That potential saving – equal to around eight years of global emissions at 2018 levels – is claimed in a new report from the United Nations Environment Programme (UNEP) and the International Energy Agency (IEA).
According to the Cooling Emissions and Policy Synthesis Report , there are an estimated 3.6 billion cooling appliances in use globally today, and that number is growing by up to 10 devices every second.
The report says that if cooling is provided to everybody who needs it – and not just those who can afford it – this would require as many as 14 billion cooling appliances by 2050.
However, it estimates that reductions of between 210 and 460 billion tonnes of CO2 equivalent emissions can be delivered over the next 40 years by improving the cooling industry’s energy efficiency and moving to climate-friendly refrigerants.
It urges countries to integrate these actions into their implementation of the Kigali Amendment to the Montreal Protocol. Signatories to the Kigali Amendment have agreed to reduce the production and use of HFCs, which has the potential to avoid as much as 0.4°C of global warming by 2100 through this step alone.
“Nations must deliver massive cuts in their greenhouse gas emissions to get on track to limit global temperature rise this century to 1.5°C. This is critical to minimising the disastrous impacts of climate change,” said Inger Andersen, UNEP executive director.
“As nations invest in Covid-19 recovery, they have an opportunity to use their resources wisely to reduce climate change, protect nature and reduce risks of further pandemics. Efficient, climate-friendly cooling can help to achieve all of these goals.”
The IEA estimates that doubling the energy efficiency of air conditioning by 2050 would reduce the need for 1,300GW of additional electricity generation capacity to meet peak demand – the equivalent of all the coal-fired power generation capacity in China and India in 2018. Worldwide, doubling the energy efficiency of air conditioners could save up to $2.9 trillion by 2050 in reduced electricity generation, transmission and distribution costs alone.
The report highlights the essential nature of cooling to maintaining healthy communities. This is underlined by the Covid-19 pandemic, with lockdowns forcing people to stay at home for long periods of time – a health concern in many hot countries – and the eventual deployment of temperature-sensitive vaccines.
“As governments roll out massive economic stimulus packages to deal with the economic and social impacts of the Covid-19 crisis, they have a unique opportunity to accelerate progress in efficient climate-friendly cooling,” said IEA executive director Dr Fatih Birol. “Higher efficiency standards are one of the most effective tools governments have to meet energy and environmental objectives. By improving cooling efficiency, they can reduce the need for new power plants, cut emissions and save consumers money.”

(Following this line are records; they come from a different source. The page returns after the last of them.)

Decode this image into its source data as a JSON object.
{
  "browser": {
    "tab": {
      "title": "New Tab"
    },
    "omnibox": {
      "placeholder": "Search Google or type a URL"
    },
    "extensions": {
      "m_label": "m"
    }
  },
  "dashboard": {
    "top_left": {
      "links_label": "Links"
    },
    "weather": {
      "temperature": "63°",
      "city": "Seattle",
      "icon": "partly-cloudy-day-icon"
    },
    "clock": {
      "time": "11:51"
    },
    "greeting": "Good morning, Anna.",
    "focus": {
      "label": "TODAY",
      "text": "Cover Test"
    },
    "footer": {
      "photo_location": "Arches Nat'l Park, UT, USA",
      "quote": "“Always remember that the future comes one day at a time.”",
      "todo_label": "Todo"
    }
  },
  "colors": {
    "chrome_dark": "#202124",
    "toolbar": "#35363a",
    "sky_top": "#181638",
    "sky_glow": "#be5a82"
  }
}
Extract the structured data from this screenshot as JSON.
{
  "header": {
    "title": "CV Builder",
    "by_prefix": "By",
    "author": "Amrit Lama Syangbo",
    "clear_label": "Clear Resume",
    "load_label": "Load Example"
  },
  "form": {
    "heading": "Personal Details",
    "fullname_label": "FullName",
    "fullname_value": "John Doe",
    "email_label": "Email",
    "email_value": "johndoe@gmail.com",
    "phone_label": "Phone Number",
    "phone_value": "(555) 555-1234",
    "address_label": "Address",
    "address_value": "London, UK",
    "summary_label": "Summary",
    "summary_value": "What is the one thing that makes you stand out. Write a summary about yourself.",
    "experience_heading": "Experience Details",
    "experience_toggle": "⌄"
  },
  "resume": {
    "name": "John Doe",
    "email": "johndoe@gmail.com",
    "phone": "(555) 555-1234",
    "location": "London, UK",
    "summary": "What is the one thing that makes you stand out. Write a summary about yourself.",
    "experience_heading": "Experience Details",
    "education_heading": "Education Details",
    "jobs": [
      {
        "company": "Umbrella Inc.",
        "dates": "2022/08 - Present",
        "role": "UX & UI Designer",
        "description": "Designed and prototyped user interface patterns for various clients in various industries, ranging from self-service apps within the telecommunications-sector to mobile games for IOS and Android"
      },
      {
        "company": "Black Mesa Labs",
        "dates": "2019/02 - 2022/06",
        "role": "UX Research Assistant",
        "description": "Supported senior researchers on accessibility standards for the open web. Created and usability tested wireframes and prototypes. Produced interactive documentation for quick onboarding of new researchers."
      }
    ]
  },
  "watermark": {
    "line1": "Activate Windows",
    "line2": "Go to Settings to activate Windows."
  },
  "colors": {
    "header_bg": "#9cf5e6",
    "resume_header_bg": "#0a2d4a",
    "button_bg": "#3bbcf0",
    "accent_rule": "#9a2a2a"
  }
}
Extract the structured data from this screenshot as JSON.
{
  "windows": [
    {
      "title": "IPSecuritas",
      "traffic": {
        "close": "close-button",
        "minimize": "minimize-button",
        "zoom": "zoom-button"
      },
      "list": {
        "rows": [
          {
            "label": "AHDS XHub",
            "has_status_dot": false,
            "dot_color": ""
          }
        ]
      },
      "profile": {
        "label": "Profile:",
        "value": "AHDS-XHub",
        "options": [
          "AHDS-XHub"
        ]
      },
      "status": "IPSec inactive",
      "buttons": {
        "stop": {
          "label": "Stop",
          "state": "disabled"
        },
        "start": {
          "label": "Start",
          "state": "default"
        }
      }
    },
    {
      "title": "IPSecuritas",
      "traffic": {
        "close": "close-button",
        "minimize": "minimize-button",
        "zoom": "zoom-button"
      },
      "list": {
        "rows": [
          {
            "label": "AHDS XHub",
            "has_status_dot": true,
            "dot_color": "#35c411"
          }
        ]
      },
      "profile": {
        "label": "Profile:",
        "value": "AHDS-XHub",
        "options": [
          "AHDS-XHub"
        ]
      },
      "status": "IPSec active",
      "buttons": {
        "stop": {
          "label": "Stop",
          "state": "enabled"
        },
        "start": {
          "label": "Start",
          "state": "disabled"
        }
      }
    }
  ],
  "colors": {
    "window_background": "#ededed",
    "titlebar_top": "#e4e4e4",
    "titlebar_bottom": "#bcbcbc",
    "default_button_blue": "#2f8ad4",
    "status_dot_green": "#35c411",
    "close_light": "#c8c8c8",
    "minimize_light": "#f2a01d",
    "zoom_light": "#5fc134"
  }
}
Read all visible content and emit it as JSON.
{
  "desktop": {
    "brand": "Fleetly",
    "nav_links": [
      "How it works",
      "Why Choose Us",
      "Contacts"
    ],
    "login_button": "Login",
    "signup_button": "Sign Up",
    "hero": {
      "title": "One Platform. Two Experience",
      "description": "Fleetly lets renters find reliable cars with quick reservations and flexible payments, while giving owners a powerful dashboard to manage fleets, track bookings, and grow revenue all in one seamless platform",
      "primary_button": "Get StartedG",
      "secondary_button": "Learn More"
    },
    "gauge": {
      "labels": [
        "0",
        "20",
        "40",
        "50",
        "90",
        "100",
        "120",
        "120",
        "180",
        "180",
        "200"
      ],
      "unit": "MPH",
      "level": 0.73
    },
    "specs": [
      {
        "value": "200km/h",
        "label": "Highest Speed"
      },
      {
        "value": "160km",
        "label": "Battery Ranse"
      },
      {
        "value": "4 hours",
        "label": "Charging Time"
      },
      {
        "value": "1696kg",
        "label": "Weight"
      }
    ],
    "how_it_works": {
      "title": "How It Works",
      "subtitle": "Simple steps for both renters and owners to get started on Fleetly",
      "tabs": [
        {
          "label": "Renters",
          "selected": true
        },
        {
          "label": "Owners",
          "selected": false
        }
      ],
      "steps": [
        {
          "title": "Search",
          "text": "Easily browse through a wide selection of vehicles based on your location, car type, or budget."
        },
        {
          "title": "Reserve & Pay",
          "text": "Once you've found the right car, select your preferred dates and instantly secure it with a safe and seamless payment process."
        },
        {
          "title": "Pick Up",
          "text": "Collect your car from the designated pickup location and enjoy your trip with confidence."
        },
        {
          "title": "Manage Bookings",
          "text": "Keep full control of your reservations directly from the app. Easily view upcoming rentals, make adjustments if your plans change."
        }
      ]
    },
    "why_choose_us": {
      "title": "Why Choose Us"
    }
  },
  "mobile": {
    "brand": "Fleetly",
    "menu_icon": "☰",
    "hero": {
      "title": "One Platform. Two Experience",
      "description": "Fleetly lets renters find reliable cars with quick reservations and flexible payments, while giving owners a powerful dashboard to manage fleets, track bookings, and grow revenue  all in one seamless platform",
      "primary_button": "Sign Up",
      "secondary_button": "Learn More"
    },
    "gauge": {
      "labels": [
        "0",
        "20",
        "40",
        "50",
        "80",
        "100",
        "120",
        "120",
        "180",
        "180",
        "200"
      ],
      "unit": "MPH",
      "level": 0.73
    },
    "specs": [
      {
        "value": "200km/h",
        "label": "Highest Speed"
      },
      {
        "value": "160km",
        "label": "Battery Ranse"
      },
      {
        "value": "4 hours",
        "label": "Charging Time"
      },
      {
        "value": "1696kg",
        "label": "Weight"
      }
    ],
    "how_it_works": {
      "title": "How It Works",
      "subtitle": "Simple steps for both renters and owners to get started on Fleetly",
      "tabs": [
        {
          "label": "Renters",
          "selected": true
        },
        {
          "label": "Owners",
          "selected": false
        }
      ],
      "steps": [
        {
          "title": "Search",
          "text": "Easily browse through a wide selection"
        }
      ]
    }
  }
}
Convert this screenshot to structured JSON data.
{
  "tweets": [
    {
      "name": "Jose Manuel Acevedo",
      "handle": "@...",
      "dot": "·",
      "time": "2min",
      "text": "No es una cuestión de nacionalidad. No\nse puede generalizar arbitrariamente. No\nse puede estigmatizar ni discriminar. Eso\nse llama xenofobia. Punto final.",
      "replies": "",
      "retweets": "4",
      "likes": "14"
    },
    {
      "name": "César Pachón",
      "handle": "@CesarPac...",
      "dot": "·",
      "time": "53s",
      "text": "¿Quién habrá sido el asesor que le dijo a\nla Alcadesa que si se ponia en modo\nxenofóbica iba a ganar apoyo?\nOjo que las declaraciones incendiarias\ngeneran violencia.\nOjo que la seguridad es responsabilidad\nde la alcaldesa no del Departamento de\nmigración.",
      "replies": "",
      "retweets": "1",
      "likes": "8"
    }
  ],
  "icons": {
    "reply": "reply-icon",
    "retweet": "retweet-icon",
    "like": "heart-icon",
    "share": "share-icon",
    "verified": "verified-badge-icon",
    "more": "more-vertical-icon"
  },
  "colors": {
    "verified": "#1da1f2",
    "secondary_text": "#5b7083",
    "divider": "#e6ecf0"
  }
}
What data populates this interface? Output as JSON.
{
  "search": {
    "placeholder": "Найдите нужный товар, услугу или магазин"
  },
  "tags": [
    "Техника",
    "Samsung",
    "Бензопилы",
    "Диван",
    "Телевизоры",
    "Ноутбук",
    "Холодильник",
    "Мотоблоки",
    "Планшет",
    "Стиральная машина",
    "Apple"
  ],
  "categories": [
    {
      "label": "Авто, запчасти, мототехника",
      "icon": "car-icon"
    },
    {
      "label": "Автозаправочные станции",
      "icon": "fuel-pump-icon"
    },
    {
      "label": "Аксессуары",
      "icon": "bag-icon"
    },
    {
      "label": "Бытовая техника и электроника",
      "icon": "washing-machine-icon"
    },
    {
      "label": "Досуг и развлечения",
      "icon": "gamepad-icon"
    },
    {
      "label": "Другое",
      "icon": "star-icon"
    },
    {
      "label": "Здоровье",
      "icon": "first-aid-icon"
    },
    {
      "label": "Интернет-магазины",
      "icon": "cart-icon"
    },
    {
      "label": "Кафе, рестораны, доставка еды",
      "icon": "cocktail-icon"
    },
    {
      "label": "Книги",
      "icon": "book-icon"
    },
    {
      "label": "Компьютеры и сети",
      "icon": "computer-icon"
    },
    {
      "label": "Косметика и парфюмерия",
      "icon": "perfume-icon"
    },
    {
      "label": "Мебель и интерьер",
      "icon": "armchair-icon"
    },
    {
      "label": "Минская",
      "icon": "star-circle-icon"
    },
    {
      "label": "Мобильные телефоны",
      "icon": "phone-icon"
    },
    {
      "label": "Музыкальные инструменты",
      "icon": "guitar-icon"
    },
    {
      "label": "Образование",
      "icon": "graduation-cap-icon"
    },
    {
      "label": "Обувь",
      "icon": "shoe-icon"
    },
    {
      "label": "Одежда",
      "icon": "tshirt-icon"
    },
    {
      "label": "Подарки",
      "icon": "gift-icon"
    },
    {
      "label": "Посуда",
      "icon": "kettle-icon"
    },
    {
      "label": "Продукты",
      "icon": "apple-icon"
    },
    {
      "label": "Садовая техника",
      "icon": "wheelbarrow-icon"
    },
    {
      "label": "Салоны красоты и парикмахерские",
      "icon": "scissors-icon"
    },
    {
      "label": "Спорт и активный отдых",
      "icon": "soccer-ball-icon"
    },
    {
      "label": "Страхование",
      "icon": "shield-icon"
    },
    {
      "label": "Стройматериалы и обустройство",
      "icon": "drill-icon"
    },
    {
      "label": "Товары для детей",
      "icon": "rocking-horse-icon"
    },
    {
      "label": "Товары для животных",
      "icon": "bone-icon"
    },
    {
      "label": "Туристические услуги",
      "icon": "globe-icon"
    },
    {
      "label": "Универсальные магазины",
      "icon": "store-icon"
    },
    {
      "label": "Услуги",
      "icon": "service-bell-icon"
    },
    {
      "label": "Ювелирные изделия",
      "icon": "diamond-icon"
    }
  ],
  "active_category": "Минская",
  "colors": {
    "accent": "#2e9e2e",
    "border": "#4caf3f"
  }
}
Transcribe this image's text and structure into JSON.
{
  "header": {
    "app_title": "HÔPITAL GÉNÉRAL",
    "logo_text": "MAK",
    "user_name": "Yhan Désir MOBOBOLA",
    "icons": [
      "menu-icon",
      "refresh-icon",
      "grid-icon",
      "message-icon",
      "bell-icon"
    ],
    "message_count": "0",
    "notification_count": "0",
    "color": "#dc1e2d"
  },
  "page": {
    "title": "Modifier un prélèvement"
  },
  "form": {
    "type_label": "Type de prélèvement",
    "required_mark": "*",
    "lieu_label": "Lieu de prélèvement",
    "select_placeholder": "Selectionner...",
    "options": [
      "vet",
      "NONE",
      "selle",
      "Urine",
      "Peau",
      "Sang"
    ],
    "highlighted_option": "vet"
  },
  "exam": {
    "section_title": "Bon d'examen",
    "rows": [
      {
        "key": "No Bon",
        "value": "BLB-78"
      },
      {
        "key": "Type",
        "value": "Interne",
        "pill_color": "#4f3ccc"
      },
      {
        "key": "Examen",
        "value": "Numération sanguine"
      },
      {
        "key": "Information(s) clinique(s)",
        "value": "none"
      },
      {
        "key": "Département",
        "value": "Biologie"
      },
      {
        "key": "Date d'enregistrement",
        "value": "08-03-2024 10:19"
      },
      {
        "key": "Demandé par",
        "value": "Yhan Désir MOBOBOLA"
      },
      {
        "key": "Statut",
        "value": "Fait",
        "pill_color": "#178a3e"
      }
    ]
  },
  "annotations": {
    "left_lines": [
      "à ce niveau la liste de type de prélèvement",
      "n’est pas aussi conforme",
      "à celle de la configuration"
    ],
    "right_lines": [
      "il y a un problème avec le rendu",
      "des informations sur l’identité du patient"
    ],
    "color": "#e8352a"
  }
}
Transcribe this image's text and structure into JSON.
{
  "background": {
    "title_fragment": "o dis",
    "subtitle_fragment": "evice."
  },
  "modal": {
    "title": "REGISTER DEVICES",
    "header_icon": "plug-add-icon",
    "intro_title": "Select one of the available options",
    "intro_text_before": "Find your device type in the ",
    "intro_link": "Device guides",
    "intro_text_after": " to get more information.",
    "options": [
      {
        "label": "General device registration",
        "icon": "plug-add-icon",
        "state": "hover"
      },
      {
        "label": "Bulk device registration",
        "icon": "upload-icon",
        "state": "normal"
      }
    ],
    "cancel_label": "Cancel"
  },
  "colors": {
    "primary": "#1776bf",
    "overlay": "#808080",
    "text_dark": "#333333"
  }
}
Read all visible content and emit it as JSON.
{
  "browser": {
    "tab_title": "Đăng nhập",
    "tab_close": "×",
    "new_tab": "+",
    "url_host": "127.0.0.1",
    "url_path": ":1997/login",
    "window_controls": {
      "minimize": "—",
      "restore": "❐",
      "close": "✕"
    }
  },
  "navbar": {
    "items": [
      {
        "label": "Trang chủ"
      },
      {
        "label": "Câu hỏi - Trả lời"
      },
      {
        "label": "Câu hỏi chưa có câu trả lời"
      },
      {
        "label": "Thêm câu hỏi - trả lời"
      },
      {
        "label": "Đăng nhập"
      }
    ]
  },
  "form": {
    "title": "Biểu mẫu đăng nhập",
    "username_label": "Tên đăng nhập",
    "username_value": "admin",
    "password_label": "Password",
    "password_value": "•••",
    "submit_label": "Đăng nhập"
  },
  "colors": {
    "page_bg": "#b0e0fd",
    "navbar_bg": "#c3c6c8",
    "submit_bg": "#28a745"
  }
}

Amongst a number of measures, the report urges international cooperation through universal ratification and implementation of the Kigali Amendment and initiatives such as the Cool Coalition and the Biarritz Pledge for Fast Action on Efficient Cooling.
It also calls for countries to implement cooling action plans to accelerate the transition to climate friendly cooling and to develop minimum energy performance standards and energy efficiency labelling.
Promotion of building codes and other considerations to reduce demand for refrigeration and mechanical cooling, is also suggested. This could include district and community cooling schemes, improved building design, green roofs, and tree shading.
The Cooling Emissions and Policy Synthesis Report can be read and downloaded here.